Task to complete :: Collect every line of the records below that contains the word "color".

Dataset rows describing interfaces
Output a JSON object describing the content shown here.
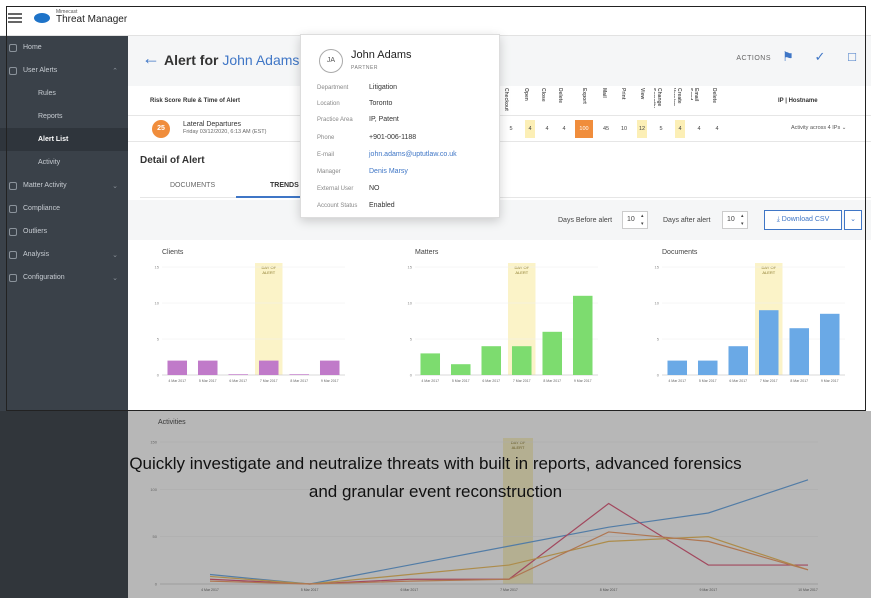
{
  "app": {
    "brand_small": "Mimecast",
    "brand_name": "Threat Manager"
  },
  "sidebar": {
    "items": [
      {
        "label": "Home"
      },
      {
        "label": "User Alerts"
      },
      {
        "label": "Rules"
      },
      {
        "label": "Reports"
      },
      {
        "label": "Alert List"
      },
      {
        "label": "Activity"
      },
      {
        "label": "Matter Activity"
      },
      {
        "label": "Compliance"
      },
      {
        "label": "Outliers"
      },
      {
        "label": "Analysis"
      },
      {
        "label": "Configuration"
      }
    ]
  },
  "header": {
    "title_prefix": "Alert for",
    "title_name": "John Adams",
    "actions_label": "ACTIONS"
  },
  "table": {
    "headers": {
      "risk": "Risk Score",
      "rule": "Rule & Time of Alert",
      "ip": "IP | Hostname"
    },
    "vertical_headers": [
      "Checkout",
      "Open",
      "Close",
      "Delete",
      "Export",
      "Mail",
      "Print",
      "View",
      "Change Security",
      "Create Version",
      "Email Send",
      "Delete"
    ],
    "row": {
      "risk": "25",
      "rule": "Lateral Departures",
      "time": "Friday 03/12/2020, 6:13 AM (EST)",
      "cells": [
        "5",
        "4",
        "4",
        "4",
        "100",
        "45",
        "10",
        "12",
        "5",
        "4",
        "4",
        "4"
      ],
      "activity": "Activity across 4 IPs"
    }
  },
  "detail": {
    "title": "Detail of Alert",
    "tabs": [
      "DOCUMENTS",
      "TRENDS"
    ]
  },
  "toolbar": {
    "days_before_label": "Days Before alert",
    "days_before_value": "10",
    "days_after_label": "Days after alert",
    "days_after_value": "10",
    "download_label": "Download CSV"
  },
  "chart_data": [
    {
      "type": "bar",
      "title": "Clients",
      "categories": [
        "4 Mar 2017",
        "5 Mar 2017",
        "6 Mar 2017",
        "7 Mar 2017",
        "8 Mar 2017",
        "9 Mar 2017"
      ],
      "values": [
        2,
        2,
        0.1,
        2,
        0.1,
        2
      ],
      "y_ticks": [
        "15",
        "10",
        "5",
        "0"
      ],
      "ylim": [
        0,
        15
      ],
      "highlight_label": [
        "DAY OF",
        "ALERT"
      ],
      "highlight_index": 3,
      "color": "#c07ac9"
    },
    {
      "type": "bar",
      "title": "Matters",
      "categories": [
        "4 Mar 2017",
        "5 Mar 2017",
        "6 Mar 2017",
        "7 Mar 2017",
        "8 Mar 2017",
        "9 Mar 2017"
      ],
      "values": [
        3,
        1.5,
        4,
        4,
        6,
        11
      ],
      "y_ticks": [
        "15",
        "10",
        "5",
        "0"
      ],
      "ylim": [
        0,
        15
      ],
      "highlight_label": [
        "DAY OF",
        "ALERT"
      ],
      "highlight_index": 3,
      "color": "#7ddc6f"
    },
    {
      "type": "bar",
      "title": "Documents",
      "categories": [
        "4 Mar 2017",
        "5 Mar 2017",
        "6 Mar 2017",
        "7 Mar 2017",
        "8 Mar 2017",
        "9 Mar 2017"
      ],
      "values": [
        2,
        2,
        4,
        9,
        6.5,
        8.5
      ],
      "y_ticks": [
        "15",
        "10",
        "5",
        "0"
      ],
      "ylim": [
        0,
        15
      ],
      "highlight_label": [
        "DAY OF",
        "ALERT"
      ],
      "highlight_index": 3,
      "color": "#6aa9e6"
    },
    {
      "type": "line",
      "title": "Activities",
      "categories": [
        "4 Mar 2017",
        "5 Mar 2017",
        "6 Mar 2017",
        "7 Mar 2017",
        "8 Mar 2017",
        "9 Mar 2017",
        "10 Mar 2017"
      ],
      "y_ticks": [
        "150",
        "100",
        "50",
        "0"
      ],
      "ylim": [
        0,
        150
      ],
      "highlight_label": [
        "DAY OF",
        "ALERT"
      ],
      "highlight_index": 3,
      "series": [
        {
          "values": [
            10,
            0,
            20,
            40,
            60,
            75,
            110
          ],
          "color": "#6aa9e6"
        },
        {
          "values": [
            5,
            0,
            5,
            5,
            85,
            20,
            20
          ],
          "color": "#e05c7c"
        },
        {
          "values": [
            8,
            0,
            10,
            20,
            45,
            50,
            15
          ],
          "color": "#f0c060"
        },
        {
          "values": [
            3,
            0,
            3,
            5,
            55,
            45,
            15
          ],
          "color": "#f3a06a"
        }
      ]
    }
  ],
  "popover": {
    "initials": "JA",
    "name": "John Adams",
    "role": "PARTNER",
    "fields": [
      {
        "key": "Department",
        "value": "Litigation"
      },
      {
        "key": "Location",
        "value": "Toronto"
      },
      {
        "key": "Practice Area",
        "value": "IP, Patent"
      },
      {
        "key": "Phone",
        "value": "+901-006-1188"
      },
      {
        "key": "E-mail",
        "value": "john.adams@uptutlaw.co.uk"
      },
      {
        "key": "Manager",
        "value": "Denis Marsy"
      },
      {
        "key": "External User",
        "value": "NO"
      },
      {
        "key": "Account Status",
        "value": "Enabled"
      }
    ]
  },
  "caption": {
    "line1": "Quickly investigate and neutralize threats with built in reports, advanced forensics",
    "line2": "and granular event reconstruction"
  }
}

Result of the exercise ::
      "color": "#c07ac9"
      "color": "#7ddc6f"
      "color": "#6aa9e6"
          "color": "#6aa9e6"
          "color": "#e05c7c"
          "color": "#f0c060"
          "color": "#f3a06a"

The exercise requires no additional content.